We’ve created a guide to why boilers lose pressure, and the fixes here.
No Hot Water But Heating Works
When there’s no hot water but the heating works, this is usually a sign of a faulty diverter valve.
However, it’s important not to jump to conclusions. We’ve had people contact us in the past with the same “heating but no hot water” problem. Their engineer fitted an expensive diverter valve, and it didn’t fix the problem.
The Fix: Contact an Expert
Here’s a guide to diagnosing a faulty diverter valve.
Remember, don’t jump to conclusions. There are other reasons you could be getting no hot water from a combi boiler, but the heating is working. For example, faulty S-plan, Y-plan, or zone valves could be the root cause.

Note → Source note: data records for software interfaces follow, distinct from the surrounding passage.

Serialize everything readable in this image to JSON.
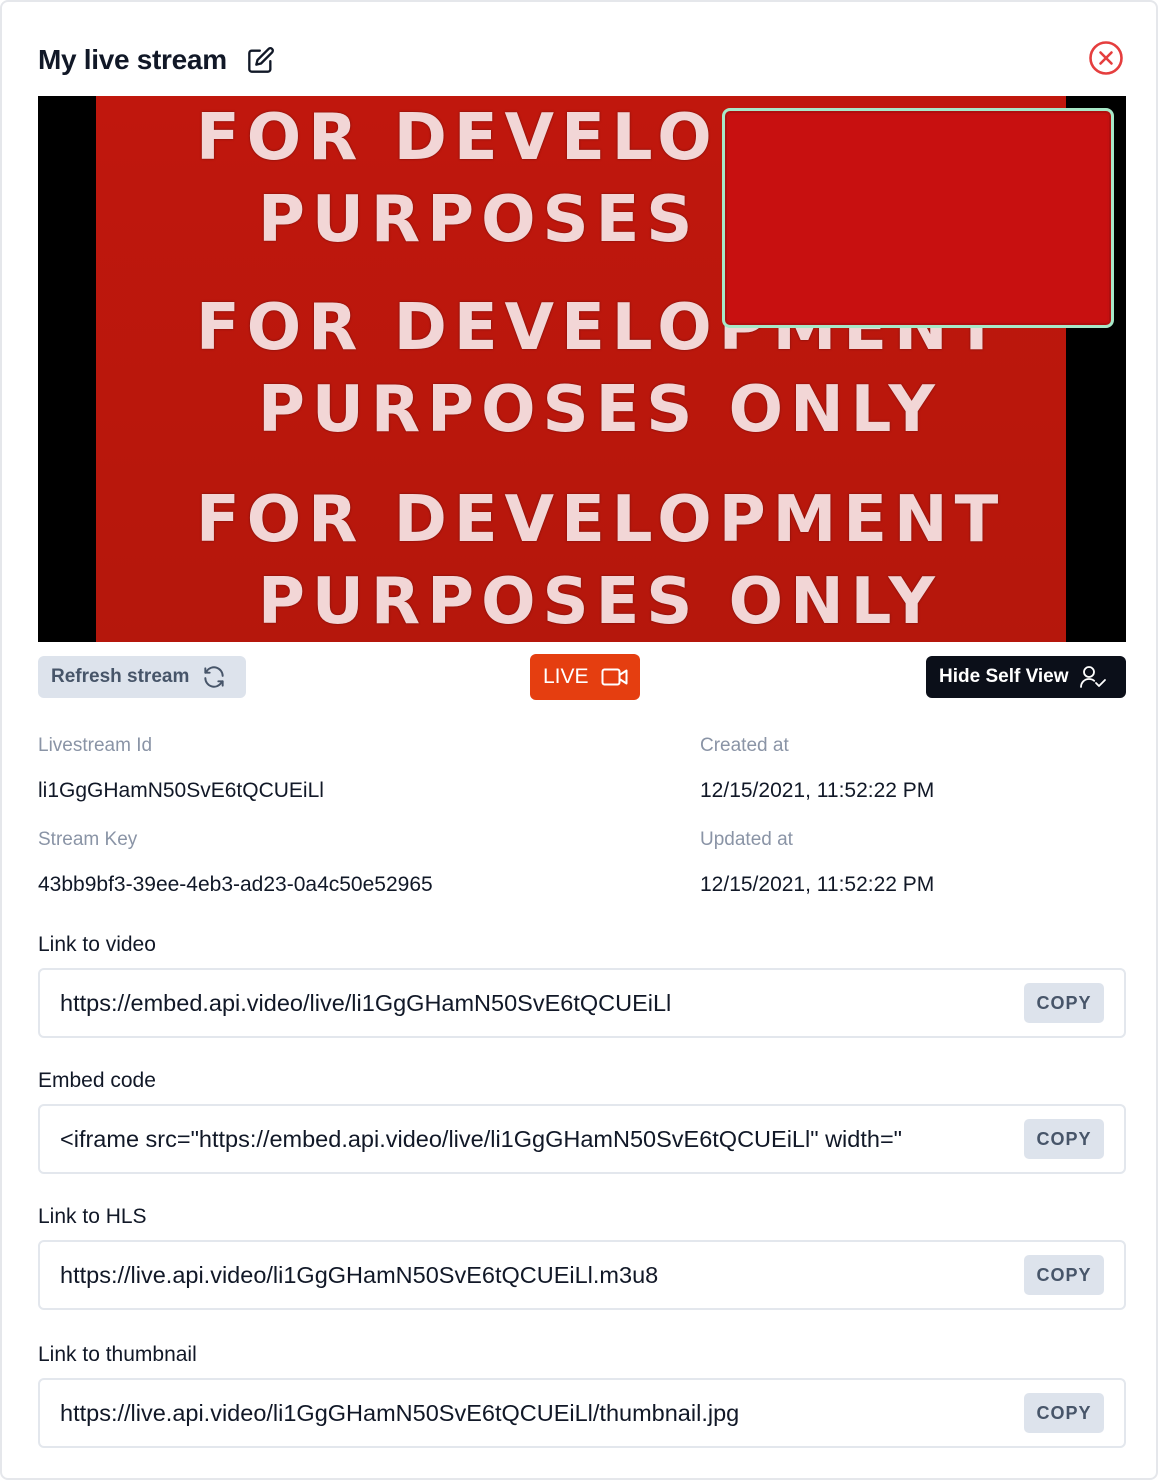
{
  "header": {
    "title": "My live stream",
    "edit_icon": "pencil-square-icon",
    "close_icon": "x-circle-icon"
  },
  "player": {
    "background_text": [
      "FOR DEVELOPMENT",
      "PURPOSES ONLY",
      "FOR DEVELOPMENT",
      "PURPOSES ONLY",
      "FOR DEVELOPMENT",
      "PURPOSES ONLY"
    ],
    "self_view_border_color": "#a7e8c8",
    "frame_color": "#c0170d"
  },
  "controls": {
    "refresh_label": "Refresh stream",
    "refresh_icon": "refresh-icon",
    "live_label": "LIVE",
    "live_icon": "video-camera-icon",
    "live_color": "#e53e10",
    "hide_self_view_label": "Hide Self View",
    "hide_self_view_icon": "user-check-icon"
  },
  "meta": {
    "livestream_id_label": "Livestream Id",
    "livestream_id": "li1GgGHamN50SvE6tQCUEiLl",
    "stream_key_label": "Stream Key",
    "stream_key": "43bb9bf3-39ee-4eb3-ad23-0a4c50e52965",
    "created_at_label": "Created at",
    "created_at": "12/15/2021, 11:52:22 PM",
    "updated_at_label": "Updated at",
    "updated_at": "12/15/2021, 11:52:22 PM"
  },
  "links": [
    {
      "label": "Link to video",
      "value": "https://embed.api.video/live/li1GgGHamN50SvE6tQCUEiLl",
      "copy_label": "COPY"
    },
    {
      "label": "Embed code",
      "value": "<iframe src=\"https://embed.api.video/live/li1GgGHamN50SvE6tQCUEiLl\" width=\"",
      "copy_label": "COPY"
    },
    {
      "label": "Link to HLS",
      "value": "https://live.api.video/li1GgGHamN50SvE6tQCUEiLl.m3u8",
      "copy_label": "COPY"
    },
    {
      "label": "Link to thumbnail",
      "value": "https://live.api.video/li1GgGHamN50SvE6tQCUEiLl/thumbnail.jpg",
      "copy_label": "COPY"
    }
  ]
}
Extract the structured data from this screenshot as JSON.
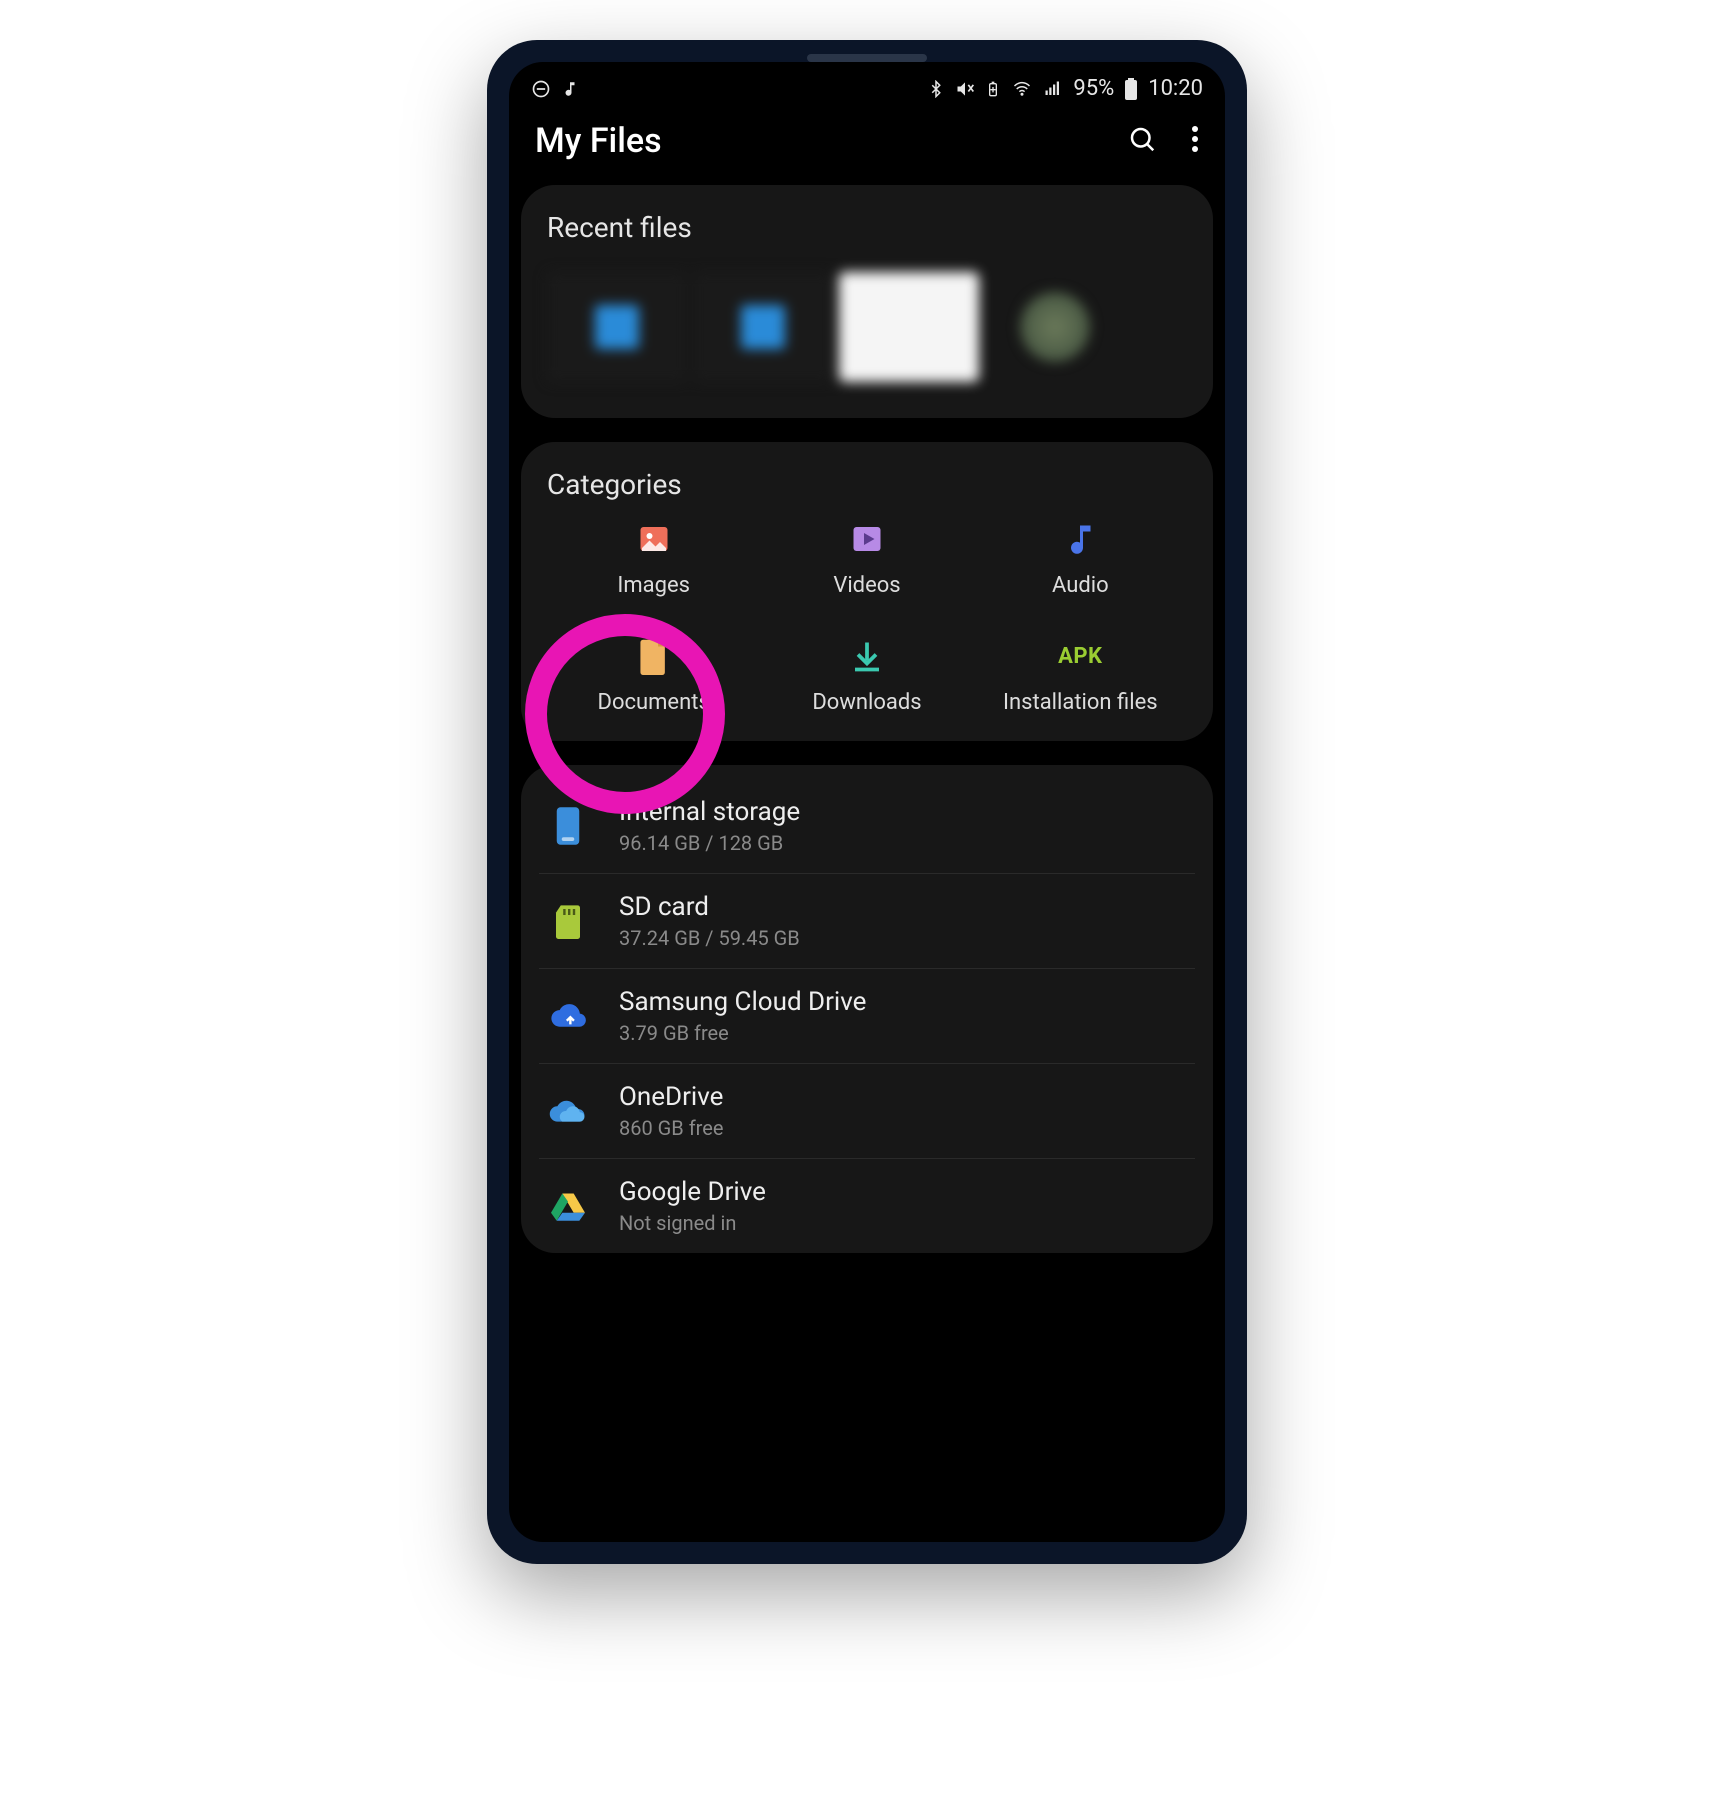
{
  "status": {
    "battery_pct": "95%",
    "time": "10:20"
  },
  "app": {
    "title": "My Files"
  },
  "recent": {
    "title": "Recent files"
  },
  "categories": {
    "title": "Categories",
    "items": [
      {
        "label": "Images"
      },
      {
        "label": "Videos"
      },
      {
        "label": "Audio"
      },
      {
        "label": "Documents"
      },
      {
        "label": "Downloads"
      },
      {
        "label": "Installation files",
        "apk": "APK"
      }
    ]
  },
  "storage": [
    {
      "title": "Internal storage",
      "sub": "96.14 GB / 128 GB"
    },
    {
      "title": "SD card",
      "sub": "37.24 GB / 59.45 GB"
    },
    {
      "title": "Samsung Cloud Drive",
      "sub": "3.79 GB free"
    },
    {
      "title": "OneDrive",
      "sub": "860 GB free"
    },
    {
      "title": "Google Drive",
      "sub": "Not signed in"
    }
  ]
}
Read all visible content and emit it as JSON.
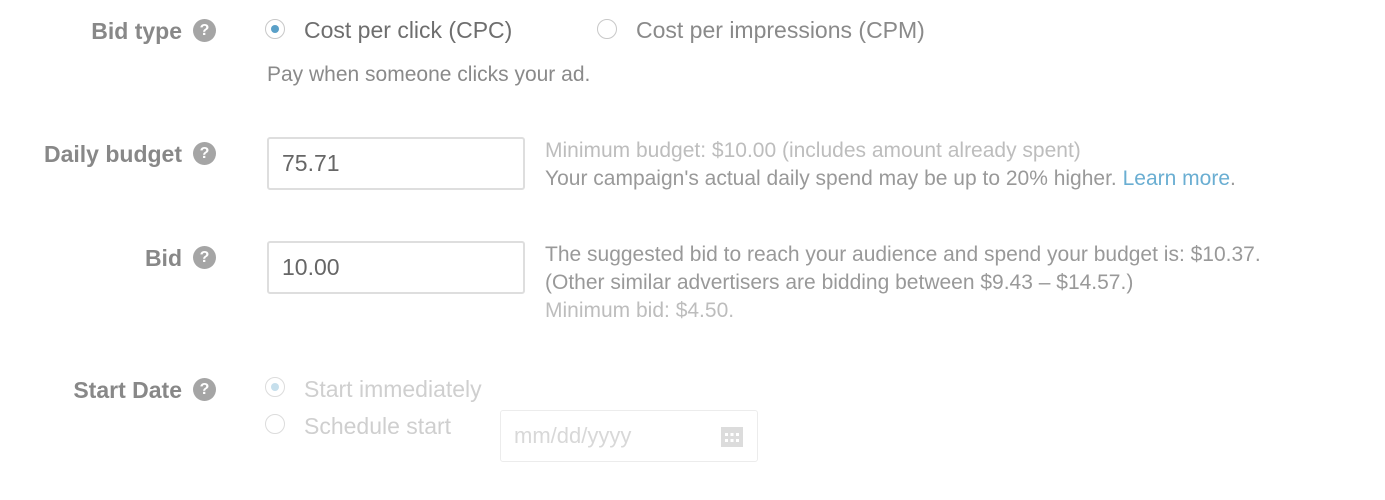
{
  "bid_type": {
    "label": "Bid type",
    "options": [
      {
        "label": "Cost per click (CPC)",
        "selected": true
      },
      {
        "label": "Cost per impressions (CPM)",
        "selected": false
      }
    ],
    "description": "Pay when someone clicks your ad."
  },
  "daily_budget": {
    "label": "Daily budget",
    "value": "75.71",
    "hint_line1": "Minimum budget: $10.00 (includes amount already spent)",
    "hint_line2": "Your campaign's actual daily spend may be up to 20% higher.",
    "learn_more": "Learn more",
    "period": "."
  },
  "bid": {
    "label": "Bid",
    "value": "10.00",
    "hint_line1": "The suggested bid to reach your audience and spend your budget is: $10.37.",
    "hint_line2": "(Other similar advertisers are bidding between $9.43 – $14.57.)",
    "hint_line3": "Minimum bid: $4.50."
  },
  "start_date": {
    "label": "Start Date",
    "options": [
      {
        "label": "Start immediately",
        "selected": true
      },
      {
        "label": "Schedule start",
        "selected": false
      }
    ],
    "date_placeholder": "mm/dd/yyyy"
  },
  "help_glyph": "?",
  "colors": {
    "accent": "#5aa0c8",
    "link": "#6aaed2",
    "help_icon": "#a5a5a5"
  }
}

My advice would be to contact an boiler engineers for a quote before spending any cash on repairs. If you’d prefer a replacement, you can get a price online here.
No Hot Water But Cold Water Works
When you get no hot water, but the cold water works, there are a few potential problems.
First, as this is quite a broad issue (it’s easier to diagnose when seeing the heating system), check out the two sections above:
- No Hot Water and No Heating
- No Hot Water But Heating Works
Those cover actual boiler problems. But, we’ve been to properties where it’s not the boiler’s fault at all.
Have you smelt gas and turned off the gas valve?
If this is the case, you’ll get cold water from the hot tap, but as there’s no fuel for the boiler to burn (and heat the water), you won’t get hot water.
Did you try to increase the water pressure of the boiler via the filling loop and close off more than one valve?
In this scenario, the gas lever is probably still open and ready to fuel the boiler, but the water supply for the hot has been turned off.
The Fix: Check Water & Gas Levers
For the boiler to heat water and send it to your hot tap, it needs two things:
- Water Supply
- Gas Supply
You’ll want to be sure that both of these levers are open.
If your property has no water coming from the taps at all (perhaps you just moved in), there’s a good chance the mains stopcock (sometimes there’s more than one) has been turned off.
Make sure to turn this back on to get a supply of water to the boiler, taps and shower.
No Hot Water In Shower Only
If you’re getting no hot water in the shower only, but it works elsewhere, there are a few explanations:
- The mixing valve in the shower is stuck or broken
- Anti-scalding device is set in the wrong position
The Fix: Replace Mixing Valve
If the mixing valve is stuck or broken, it needs to be replaced or fixed. Personally, for the sake of what they cost, I’d get it replaced.
On most newer showers, you’ll have an anti-scalding device built in. If this is set too high, you won’t get your hot water from the shower. It’s located behind the knob used to turn the heat of the shower up and down; adjusting this setting can sometimes fix the problem.
That said, it’s unlikely this has suddenly just changed; so, unless you’ve just moved in, we’d head for the mixing valve.
If you would still like an engineer to come and check out your boiler, you can book one to take a look here.
Whether you’ve got no hot water and heating, or just no hot water in your shower, we hope our guide has helped.
If you’re still stuck, drop a comment below and we’ll get back to you as soon as possible.